A superbly crafted period drama about the relationship between King George VI and his speech therapist provides a memorable showcase for its two lead actors.
Beginning in 1925, the film traces how with Prince Albert (Colin Firth), The Duke of York, enlisted the help of an unconventional speech therapist named Lionel Logue (Geoffrey Rush), who helped him overcome a crippling stammer as he eventually assumed the throne and helped rally his people during World War II.
The bulk of the film explores the relationship between the stiff, insecure monarch and the charmingly straightforward Logue, his loving and supportive wife Elizabeth (Helena Bonham-Carter) and the royal relatives who may have contributed to his problem.
Having spent his life in the shadow of his domineering father, George V (Michael Gambon), the shy Albert struggles with the responsibility of assuming the throne when his headstrong brother, Edward (Guy Pearce), decides to abdicate.
The screenplay by David Seidler deftly weaves these domestic tensions with the wider drama of the challenges of speaking in public, as the development of radio and newsreels create new expectations and pressures.
It is to director Tom Hooper’s credit that he keeps focused on the relationships at the heart of the film and steers well clear of the ponderous self importance that can afflict British period dramas.
Much of the appeal lies in the culture clash between Lionel and Albert: the Australian-born failed actor and the heir to the throne make for an amusing odd couple, but the connection they gradually form over the years is believable and touching.
Their sequences provide an impressive showcase for the two lead actors: Firth convincingly depicts the underlying frustration and pain of someone suffering a stammer, whilst Rush is delightfully irreverent as the one person who can engage him.
Firth seems to have been re-energised by his work in last year’s A Single Man.
Although this role might seem like a return to the repressed English gentleman he was often typecast as, he brings real nuance and feeling to the role, which could have easily slipped into cliched bluster.
Rush is magnetic as an eccentric whose wit and empathy gradually erode the aristocratic barriers blocking his patient.
Combined, their chemistry is a joy to watch as they depict the social hangups of the British class system as they gradually form a deep bond.
In supporting roles the standouts are Bonham-Carter, who is pleasingly restrained and dead-pan; Michael Gambon as an imposing George V; Guy Pearce as the smarmy Edward and Jennifer Ehle as Lionel’s loving wife.
Hooper demonstrated with his work on HBO’s John Adams that he has a great eye for period detail and the interior lives of historical figures: he achieves the same level of intimacy here with the main characters and crafts a believable recreation of the era.
Danny Cohen’s camera work is a key part of this, artfully framing the characters with a wide lens, whilst also using a Steadicam to give certain sequences an intriguingly fluid feel for a period piece.
The technical contributions across the board are excellent: Tariq Anwar’s crisp editing keeps things moving smoothly; Eve Stewart’s production design is richly detailed and the costumes by Jenny Beaven are first rate. (The only slight lapse is some CGI work near the end).

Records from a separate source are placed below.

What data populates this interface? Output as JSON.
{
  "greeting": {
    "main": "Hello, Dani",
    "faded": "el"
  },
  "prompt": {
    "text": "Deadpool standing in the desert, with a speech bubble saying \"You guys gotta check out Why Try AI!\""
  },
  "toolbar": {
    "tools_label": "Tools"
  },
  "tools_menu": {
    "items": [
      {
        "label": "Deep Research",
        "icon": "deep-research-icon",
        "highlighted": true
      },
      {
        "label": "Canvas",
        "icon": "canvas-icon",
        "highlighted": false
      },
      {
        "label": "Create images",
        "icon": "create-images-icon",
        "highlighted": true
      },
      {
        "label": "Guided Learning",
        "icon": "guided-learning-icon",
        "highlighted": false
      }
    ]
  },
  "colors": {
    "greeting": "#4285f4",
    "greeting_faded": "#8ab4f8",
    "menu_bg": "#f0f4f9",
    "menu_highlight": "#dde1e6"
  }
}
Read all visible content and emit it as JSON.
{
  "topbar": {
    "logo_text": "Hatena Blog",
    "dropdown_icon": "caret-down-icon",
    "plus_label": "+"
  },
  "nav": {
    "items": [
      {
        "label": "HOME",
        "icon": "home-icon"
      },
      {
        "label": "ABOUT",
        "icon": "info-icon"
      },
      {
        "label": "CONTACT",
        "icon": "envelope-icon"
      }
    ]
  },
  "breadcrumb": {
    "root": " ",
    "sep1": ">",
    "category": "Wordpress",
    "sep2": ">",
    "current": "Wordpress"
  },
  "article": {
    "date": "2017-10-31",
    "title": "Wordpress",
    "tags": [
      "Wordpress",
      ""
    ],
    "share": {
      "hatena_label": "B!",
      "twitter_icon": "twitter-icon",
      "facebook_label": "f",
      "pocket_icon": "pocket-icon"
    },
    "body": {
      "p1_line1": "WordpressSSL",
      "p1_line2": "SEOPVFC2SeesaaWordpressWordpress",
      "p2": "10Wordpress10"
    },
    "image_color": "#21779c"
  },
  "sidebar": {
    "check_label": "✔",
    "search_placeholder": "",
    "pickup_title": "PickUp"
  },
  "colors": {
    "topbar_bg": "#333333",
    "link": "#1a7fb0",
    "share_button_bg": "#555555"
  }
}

‘Crowd-pleaser’ is a term that can often signify something sentimental, but The King’s Speech is likely to give a lot of pleasure to audiences across a wide spectrum.
An astutely observed social comedy, it also has great depth as a drama, beginning and ending with sequences of considerable weight and tension.
The film has already proved a hit on the festival circuit this year and it is very hard to see audiences and Oscar voters resisting its classy blend of history, humour and emotion.
The King’s Speech premieres at the London Film Festival tonight and screens on Friday 23rd and Saturday 24th. It opens in the UK on January 7th 2011.
Adapted by Peter Morgan and directed Tom Hooper (best known for his TV miniseries work on Longford and John Adams) it is out this week on DVD and Blu-ray in the UK and gets its North American premiere at the upcoming Toronto Film Festival.
I spoke with Tom recently about the film and you can listen to the interview here: